Steve Jobs is a man who was passionate about design and I believe that the Mac is well designed. Like all things it requires time to get adapted to the system.

Combining the above I came to a nice conclusion: With a Mac I have an easy to use system which has most if not all the things I want from Linux. That is the reason I have decided to buy a Mac and frankly I think the high price tag is worth the experience.

Fake full-screen

Today went well. My love for DX11 continues to increase and although SharpDX seems a lot harder to use than C++ implementation (be aware that I’m a C++ programmer) but the joy of C# balances it quite nicely.

Today I implemented something I always wanted to do: Fake full-screen.

Fake full-screen is the same as normal full-screen but with one slight alteration: You are not using the graphics card exclusively. All fake full-screen does is remove the border and maximize the form.

This has the following advantages:

  1. When debugging I can always access the debugger without losing the graphics context.
  2. Switching to and from full-screen becomes a lot faster
  3. I don’t have to wait until the computer has changed the graphics context (that blinking black when you change resolution).
  4. It is easier to simulate various screen ratios.
  5. When the game crashes I can simply use alt-escape to make the task manager visible.

The major downside however is that you don’t use the graphics card exclusively which means a performance drop but since that is not much of a difference compared to full-screen you can put that off until the rest is ready.

It was just one word…

Sometimes the bug that ruins my entire night is just one word and for some reason I find that funny.
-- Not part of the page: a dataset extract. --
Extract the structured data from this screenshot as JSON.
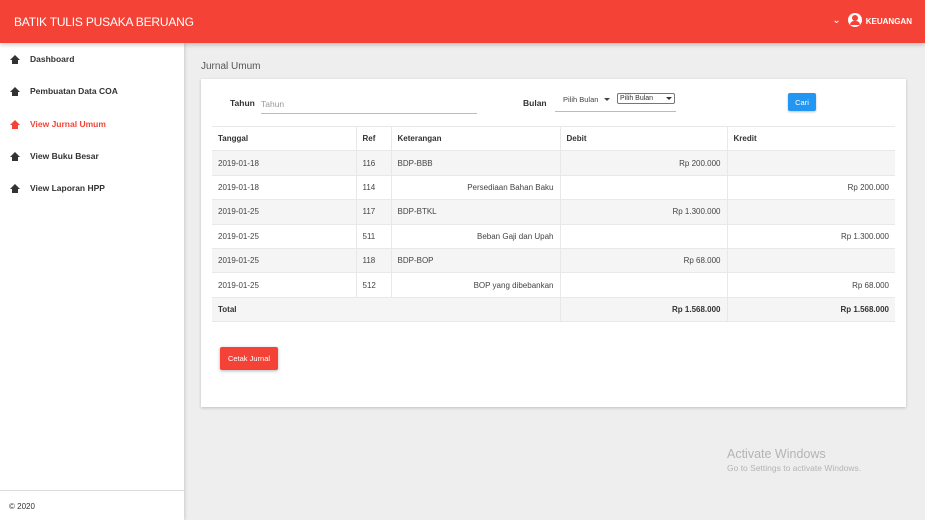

It’s like a crossword puzzle of which you only have to find one more word, but you can’t find it.

The bug in question was the following C# code:

public class CrossWordPuzzle {
    private string word;

    public void SetDefault()
        string word = "Oh crap..."; // Doesn't set the member variable.

I’m a C++ programmer and the above would generate an error since “word” is defined twice. C# however only gives a warning that the member variable is not used. The reason why I don’t like it is because if you do use the member variable (say in another function) you will never notice the above problem. It was only because I was at a dead-end that I decided to look at the output.

Anyway the code is now switched to DirectX 11 and I finally understand how buffers and shaders work. It feels as if DirectX 11 is easier and makes a lot more sense than DirectX 9 but like always I think it takes a bit of time before I’m used to it and have internalized the features.

Tomorrow the work will move on to repairing the scene graph and the GUI. Until then I’m stuck rendering cubes.

Becoming serious about the project

Last year I was in a Ludum Dare together with a few friends and in the end we have decided to try to create an indie game from scratch. After all: We have the skills. We have the technology.

Sadly we didn’t make a great start. Mostly because each one of us had no time and had to focus on our day-to-day job. So starting this week I have decided that I will try to put no more than 8 hours of work in my day job and try to spend every evening at least an hour working on our project.

In addition I have made myself another promise: I will try to provide updates on a regular basis using my blog. It will be a good reason to start using my blog again.

The project is called SpaceMayhem.